Concord is an easy ride from Boston via commuter train, but we found it wasn’t exactly the best idea. The train station is a really good walk from downtown Concord, and the battlefield itself is even farther out. We didn’t really know that. Fortunately, at the battle site, we discovered The Liberty Ride tour bus. The tour takes you on a 90 minute circuit of all the sites in Lexington and Concord, complete with a very knowledgeable tour guide. You can approach the tour in several ways. You can do the entire circuit, which is a good idea because it gives you an overview, and you can decide what sites you want to go back to explore on your own time. Or you can get on and off at any stop on the route. It’s the best way to learn about the battles.
Like every other place we visited in Massachusetts, there is so much to see in Lexington and Concord, beyond the Revolutionary War sites. Besides the Old Manse, you can see and tour houses lived in by Emerson, Louisa May Alcott, and John Hancock. You can even see the house where the Concord Grape was born.

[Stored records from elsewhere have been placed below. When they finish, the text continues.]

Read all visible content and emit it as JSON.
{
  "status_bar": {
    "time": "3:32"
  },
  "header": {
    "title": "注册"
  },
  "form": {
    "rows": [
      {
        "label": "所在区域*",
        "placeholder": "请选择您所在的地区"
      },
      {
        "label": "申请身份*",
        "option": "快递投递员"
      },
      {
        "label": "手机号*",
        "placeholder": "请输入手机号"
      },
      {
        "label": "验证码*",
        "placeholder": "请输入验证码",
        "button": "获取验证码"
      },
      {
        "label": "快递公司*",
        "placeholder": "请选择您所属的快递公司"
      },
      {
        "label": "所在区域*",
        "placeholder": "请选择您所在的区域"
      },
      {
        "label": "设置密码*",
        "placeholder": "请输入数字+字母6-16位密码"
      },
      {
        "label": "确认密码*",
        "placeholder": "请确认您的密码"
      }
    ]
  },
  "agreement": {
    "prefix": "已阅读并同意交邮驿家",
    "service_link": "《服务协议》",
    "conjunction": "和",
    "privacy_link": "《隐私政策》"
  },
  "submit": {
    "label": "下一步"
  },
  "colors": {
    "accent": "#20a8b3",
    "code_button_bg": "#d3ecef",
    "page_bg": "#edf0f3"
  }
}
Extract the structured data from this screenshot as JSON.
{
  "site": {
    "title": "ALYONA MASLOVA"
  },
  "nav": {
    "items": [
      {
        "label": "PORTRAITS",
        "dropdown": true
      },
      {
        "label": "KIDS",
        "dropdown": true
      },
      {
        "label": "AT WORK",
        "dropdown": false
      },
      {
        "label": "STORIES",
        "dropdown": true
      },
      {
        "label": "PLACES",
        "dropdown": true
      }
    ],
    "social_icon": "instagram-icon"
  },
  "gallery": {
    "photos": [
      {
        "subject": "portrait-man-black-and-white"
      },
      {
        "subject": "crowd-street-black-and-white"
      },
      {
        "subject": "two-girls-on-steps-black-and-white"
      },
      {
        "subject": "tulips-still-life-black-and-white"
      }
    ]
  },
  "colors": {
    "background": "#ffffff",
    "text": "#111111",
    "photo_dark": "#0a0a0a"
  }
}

And set aside some time to spend in the towns themselves. There are great shops and restaurants to sample.